50 Million Strong is all about children. Its focus is simple: Getting America’s youth more active and healthier. Now keep in mind that’s the simple explanation. And for some it’s been an oversimplification. But it’s all about targeted messaging. For public consumption, the simpler the better. “Just do it,” “Be all you can be,” “LiveStrong,”- you get it! Avoid confusion. Keep it simple. Sure, as professionals we should all understand that at the heart of 50 Million Strong is an awareness that it’s through effectively teaching skills and knowledge, and developing positive relationships with students who value our teaching, that our students will develop the desire and motivation to choose to be physically active and to make wise health decisions in their everyday lives. But that’s a mouthful for outsiders and best avoided if we want to change public opinion.
But still as health and physical education professions today we face a problem. 50 Million Strong will succeed only if all of us see it and seize it as a change movement – just like recycling or going green. And right now it isn’t. Just like cats it’s proven hard to herd us teachers all in the same direction. But all of us must commit to succeed. If we don’t all get on the same bus and agree to go in the same direction 50 Million Strong will fail. Guaranteed. And then where will we be? Maybe the same, but maybe worse off than we are today. We can’t ignore that others are determined to change student physical activity and health behaviors. If we don’t take responsibility, others will. If we feel marginalized in America’s schools today, what makes us think the future will be any prettier? The “gym” teacher moniker so many of us despise may well become appropriate because that’s where we will reside! Others will guide student physical activity outside of our classes.

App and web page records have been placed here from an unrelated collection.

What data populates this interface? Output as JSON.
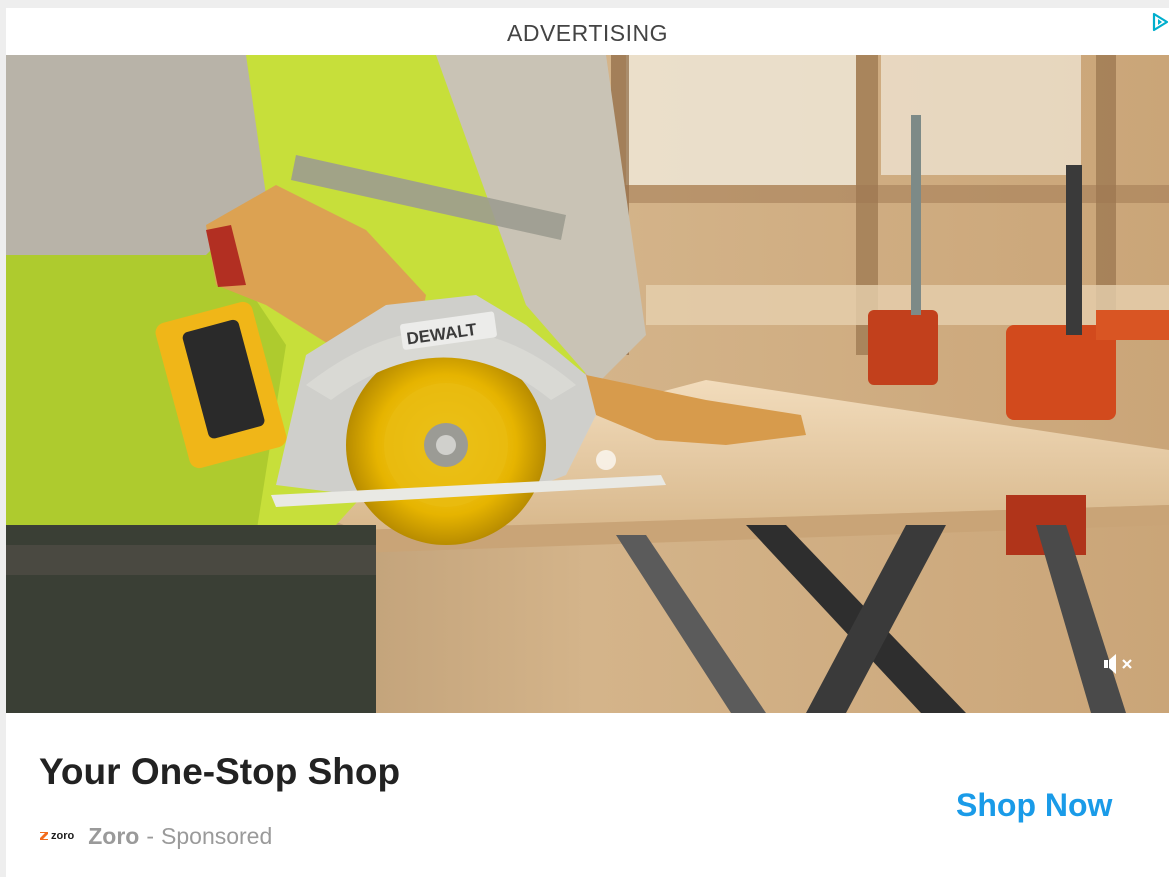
{
  "ad": {
    "label": "ADVERTISING",
    "headline": "Your One-Stop Shop",
    "advertiser": "Zoro",
    "separator": "-",
    "sponsored": "Sponsored",
    "cta": "Shop Now",
    "logo_text": "zoro",
    "saw_brand_text": "DEWALT"
  },
  "icons": {
    "adchoices": "adchoices-icon",
    "mute": "speaker-muted-icon",
    "logo": "zoro-logo-icon"
  },
  "colors": {
    "cta": "#1a9be8",
    "headline": "#222222",
    "meta": "#9a9a9a",
    "adchoices": "#00aecd",
    "saw_yellow": "#f2c100"
  }
}
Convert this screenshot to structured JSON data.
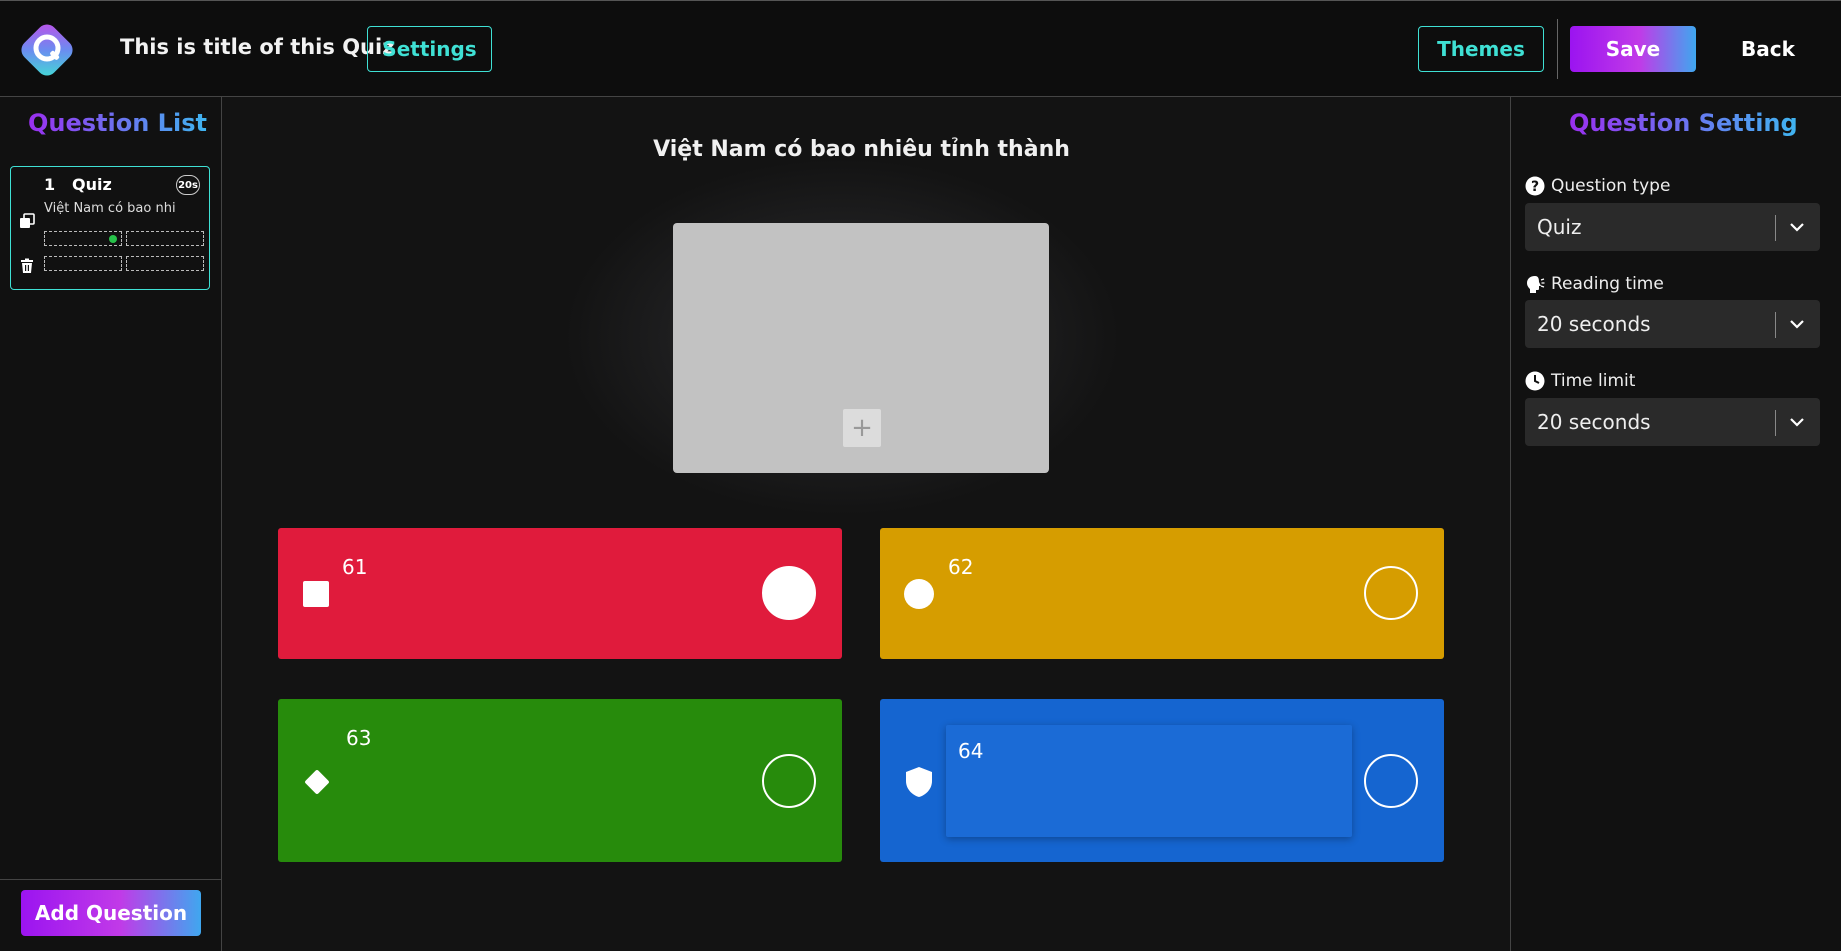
{
  "header": {
    "title": "This is title of this Quiz",
    "settings_label": "Settings",
    "themes_label": "Themes",
    "save_label": "Save",
    "back_label": "Back",
    "logo_icon": "quiz-logo-icon"
  },
  "left_panel": {
    "title": "Question List",
    "questions": [
      {
        "number": "1",
        "type": "Quiz",
        "time": "20s",
        "text": "Việt Nam có bao nhi"
      }
    ],
    "add_button_label": "Add Question"
  },
  "main": {
    "question_text": "Việt Nam có bao nhiêu tỉnh thành",
    "media_add_icon": "+",
    "answers": [
      {
        "label": "61",
        "color": "#e01b3c",
        "shape": "square-icon",
        "correct": true
      },
      {
        "label": "62",
        "color": "#d69d00",
        "shape": "circle-icon",
        "correct": false
      },
      {
        "label": "63",
        "color": "#278b0c",
        "shape": "diamond-icon",
        "correct": false
      },
      {
        "label": "64",
        "color": "#1565d0",
        "shape": "shield-icon",
        "correct": false
      }
    ]
  },
  "right_panel": {
    "title": "Question Setting",
    "question_type": {
      "label": "Question type",
      "value": "Quiz"
    },
    "reading_time": {
      "label": "Reading time",
      "value": "20 seconds"
    },
    "time_limit": {
      "label": "Time limit",
      "value": "20 seconds"
    }
  }
}
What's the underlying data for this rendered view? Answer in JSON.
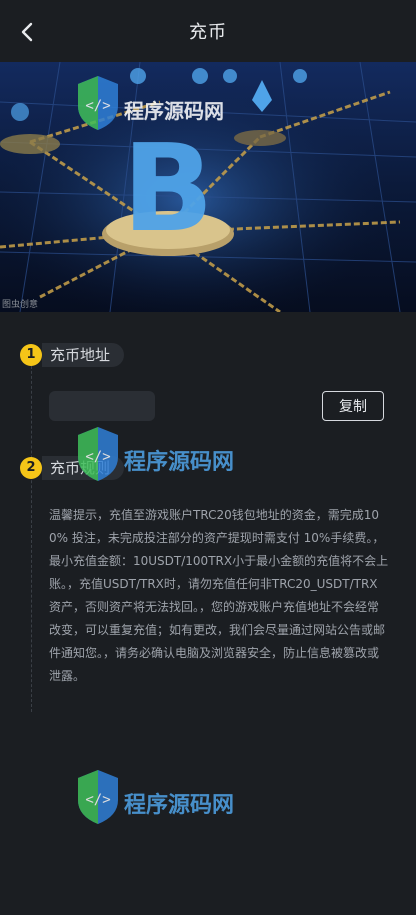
{
  "header": {
    "title": "充币",
    "back_icon": "chevron-left-icon"
  },
  "banner": {
    "caption": "图虫创意",
    "alt_theme": "bitcoin-blockchain-network",
    "colors": {
      "bg": "#0b1a3a",
      "coin": "#4fa3e8",
      "chain": "#c9a24a"
    }
  },
  "steps": [
    {
      "number": "1",
      "label": "充币地址"
    },
    {
      "number": "2",
      "label": "充币规则"
    }
  ],
  "address": {
    "value": "",
    "copy_label": "复制"
  },
  "notice": {
    "text": "温馨提示，充值至游戏账户TRC20钱包地址的资金，需完成100% 投注，未完成投注部分的资产提现时需支付 10%手续费。，最小充值金额：10USDT/100TRX小于最小金额的充值将不会上账。，充值USDT/TRX时，请勿充值任何非TRC20_USDT/TRX资产，否则资产将无法找回。，您的游戏账户充值地址不会经常改变，可以重复充值；如有更改，我们会尽量通过网站公告或邮件通知您。，请务必确认电脑及浏览器安全，防止信息被篡改或泄露。"
  },
  "watermark": {
    "text": "程序源码网",
    "icon": "code-shield-logo-icon",
    "colors": {
      "green": "#3fbf5a",
      "blue": "#2f7fd6"
    }
  },
  "colors": {
    "background": "#1b1e22",
    "accent": "#f5c518",
    "panel": "#2a2e34"
  }
}
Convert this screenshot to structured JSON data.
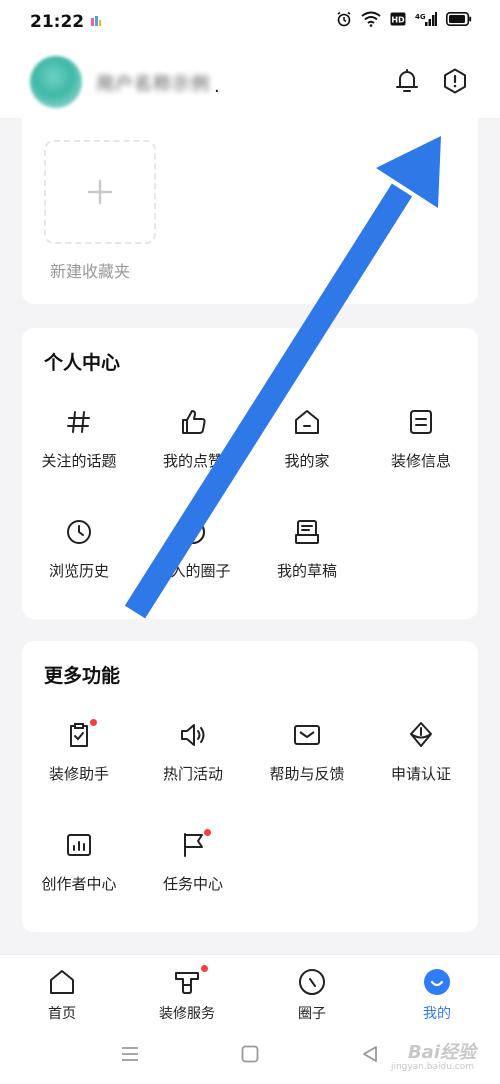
{
  "status_bar": {
    "time": "21:22"
  },
  "header": {
    "username": "用户名称示例",
    "username_suffix": ".",
    "bell_icon": "bell-icon",
    "info_icon": "hexagon-info-icon"
  },
  "favorites": {
    "new_folder_label": "新建收藏夹"
  },
  "personal_center": {
    "title": "个人中心",
    "items": [
      {
        "label": "关注的话题",
        "icon": "hash-icon"
      },
      {
        "label": "我的点赞",
        "icon": "thumbs-up-icon"
      },
      {
        "label": "我的家",
        "icon": "home-icon"
      },
      {
        "label": "装修信息",
        "icon": "document-icon"
      },
      {
        "label": "浏览历史",
        "icon": "clock-icon"
      },
      {
        "label": "加入的圈子",
        "icon": "circle-group-icon"
      },
      {
        "label": "我的草稿",
        "icon": "draft-icon"
      }
    ]
  },
  "more_features": {
    "title": "更多功能",
    "items": [
      {
        "label": "装修助手",
        "icon": "clipboard-check-icon",
        "badge": true
      },
      {
        "label": "热门活动",
        "icon": "speaker-icon",
        "badge": false
      },
      {
        "label": "帮助与反馈",
        "icon": "mail-icon",
        "badge": false
      },
      {
        "label": "申请认证",
        "icon": "badge-icon",
        "badge": false
      },
      {
        "label": "创作者中心",
        "icon": "stats-icon",
        "badge": false
      },
      {
        "label": "任务中心",
        "icon": "flag-icon",
        "badge": true
      }
    ]
  },
  "bottom_nav": {
    "items": [
      {
        "label": "首页",
        "icon": "home-icon"
      },
      {
        "label": "装修服务",
        "icon": "service-icon"
      },
      {
        "label": "圈子",
        "icon": "circle-icon"
      },
      {
        "label": "我的",
        "icon": "smile-icon",
        "active": true
      }
    ]
  },
  "watermark": {
    "text": "Bai经验",
    "sub": "jingyan.baidu.com"
  },
  "colors": {
    "accent": "#2e7cf6",
    "arrow": "#2f78e8",
    "badge": "#f04040"
  }
}
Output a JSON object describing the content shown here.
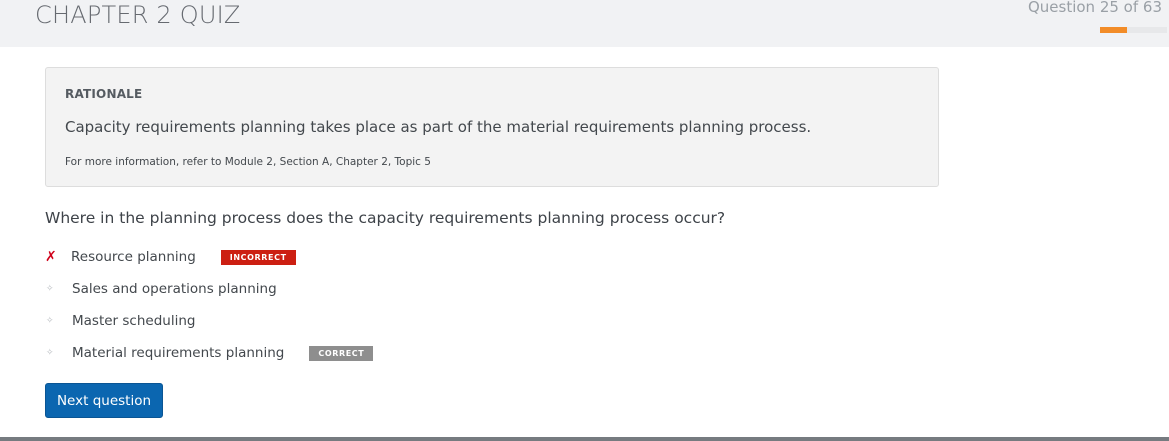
{
  "header": {
    "title": "CHAPTER 2 QUIZ",
    "progress_text": "Question 25 of 63",
    "progress_fraction": 0.397,
    "progress_color": "#f28c28"
  },
  "rationale": {
    "heading": "RATIONALE",
    "text": "Capacity requirements planning takes place as part of the material requirements planning process.",
    "reference": "For more information, refer to Module 2, Section A, Chapter 2, Topic 5"
  },
  "question": {
    "text": "Where in the planning process does the capacity requirements planning process occur?"
  },
  "answers": [
    {
      "label": "Resource planning",
      "marker": "✗",
      "marker_icon": "x-mark-icon",
      "badge": "INCORRECT"
    },
    {
      "label": "Sales and operations planning",
      "marker": "✧",
      "marker_icon": "bullet-icon",
      "badge": ""
    },
    {
      "label": "Master scheduling",
      "marker": "✧",
      "marker_icon": "bullet-icon",
      "badge": ""
    },
    {
      "label": "Material requirements planning",
      "marker": "✧",
      "marker_icon": "bullet-icon",
      "badge": "CORRECT"
    }
  ],
  "actions": {
    "next_label": "Next question"
  }
}
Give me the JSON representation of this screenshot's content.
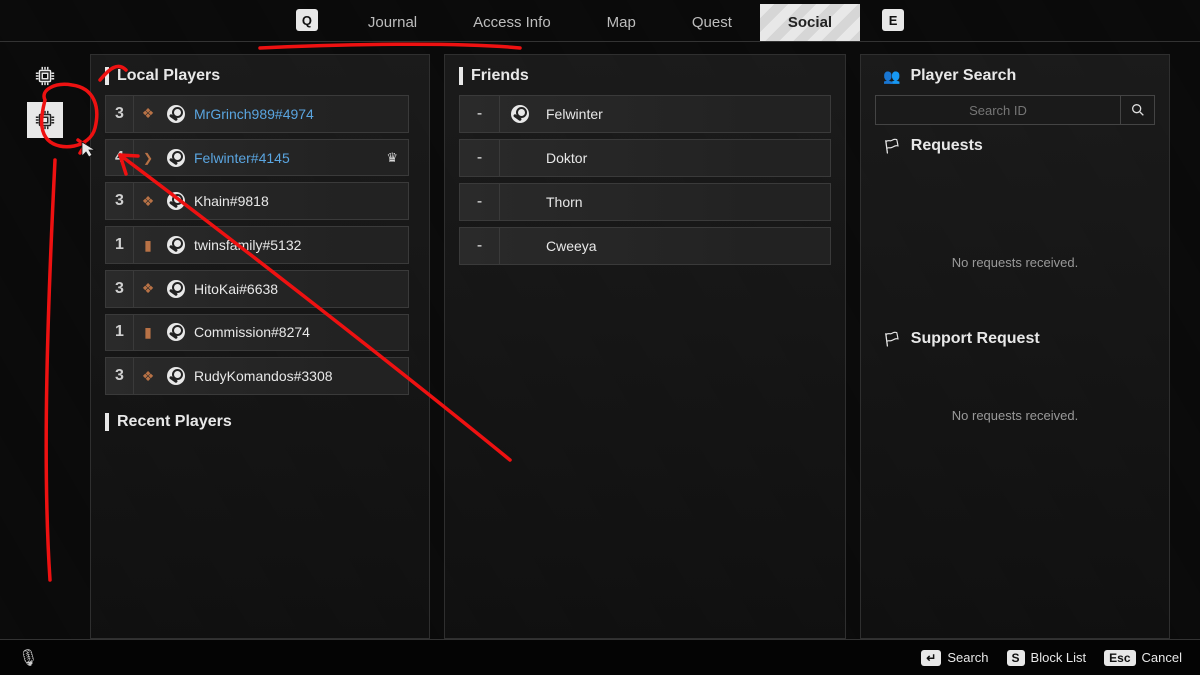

Fortunately, it’s not too late to change our professional future. And that’s why the 50 Million Strong by 2029 National Forum at the Boston SHAPE America national convention is so exciting. With more than 400 signed up to participate it’s a great opportunity to sort out what we want to do. What’s our purpose in today’s schools? It’s been said that the best way to predict the future is to create it yourself. If so, the 50 Million Strong forum is our chance. If you’re planning to attend, I hope you’ll set aside long-held beliefs, put on your thinking cap, and bring your best creative, open-minded attitude. It’s an occasion to be inspired and maybe inspire others. But most importantly, it’s a rare chance to pause and reflect about where you want our professions and your career to go in this rapidly changing and increasingly unpredictable 21st century: And decide what it’s going to take to get there.